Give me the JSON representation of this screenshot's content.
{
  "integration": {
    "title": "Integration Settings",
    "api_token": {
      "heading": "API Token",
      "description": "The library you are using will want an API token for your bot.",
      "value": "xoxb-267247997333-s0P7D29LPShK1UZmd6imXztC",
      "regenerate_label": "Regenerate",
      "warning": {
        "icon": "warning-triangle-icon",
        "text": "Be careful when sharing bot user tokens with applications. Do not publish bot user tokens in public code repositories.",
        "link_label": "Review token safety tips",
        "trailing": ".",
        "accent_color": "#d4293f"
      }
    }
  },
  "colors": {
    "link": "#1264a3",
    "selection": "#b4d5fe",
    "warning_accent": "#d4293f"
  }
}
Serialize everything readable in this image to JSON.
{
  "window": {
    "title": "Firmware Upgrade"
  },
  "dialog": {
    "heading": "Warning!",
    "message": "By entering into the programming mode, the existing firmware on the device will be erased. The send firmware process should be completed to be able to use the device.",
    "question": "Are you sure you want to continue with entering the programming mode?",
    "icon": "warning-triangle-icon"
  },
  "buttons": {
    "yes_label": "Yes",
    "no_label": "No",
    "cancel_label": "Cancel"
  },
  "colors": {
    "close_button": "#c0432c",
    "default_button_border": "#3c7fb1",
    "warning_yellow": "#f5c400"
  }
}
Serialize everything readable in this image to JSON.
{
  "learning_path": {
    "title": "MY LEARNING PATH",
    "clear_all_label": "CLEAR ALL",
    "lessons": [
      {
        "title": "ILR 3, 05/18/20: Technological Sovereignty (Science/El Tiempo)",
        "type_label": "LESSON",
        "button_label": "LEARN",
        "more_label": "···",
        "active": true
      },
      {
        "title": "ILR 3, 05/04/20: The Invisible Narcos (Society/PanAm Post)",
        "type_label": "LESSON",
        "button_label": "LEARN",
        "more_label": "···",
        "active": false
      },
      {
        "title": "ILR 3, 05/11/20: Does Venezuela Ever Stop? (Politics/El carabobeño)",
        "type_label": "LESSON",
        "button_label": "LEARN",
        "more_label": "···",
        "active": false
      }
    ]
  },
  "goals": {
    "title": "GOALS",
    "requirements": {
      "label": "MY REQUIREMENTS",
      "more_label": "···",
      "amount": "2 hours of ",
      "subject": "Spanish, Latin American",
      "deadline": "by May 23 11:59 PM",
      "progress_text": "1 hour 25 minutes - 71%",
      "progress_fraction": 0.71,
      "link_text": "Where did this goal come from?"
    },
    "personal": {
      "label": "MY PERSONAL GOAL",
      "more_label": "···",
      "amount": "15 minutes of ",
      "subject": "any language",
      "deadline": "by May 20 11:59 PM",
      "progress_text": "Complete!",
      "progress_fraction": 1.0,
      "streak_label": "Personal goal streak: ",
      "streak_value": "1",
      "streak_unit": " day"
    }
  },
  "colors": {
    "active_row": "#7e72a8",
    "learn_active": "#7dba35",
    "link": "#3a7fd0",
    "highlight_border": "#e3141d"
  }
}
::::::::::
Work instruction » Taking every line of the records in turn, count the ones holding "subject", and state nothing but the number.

Task response » 2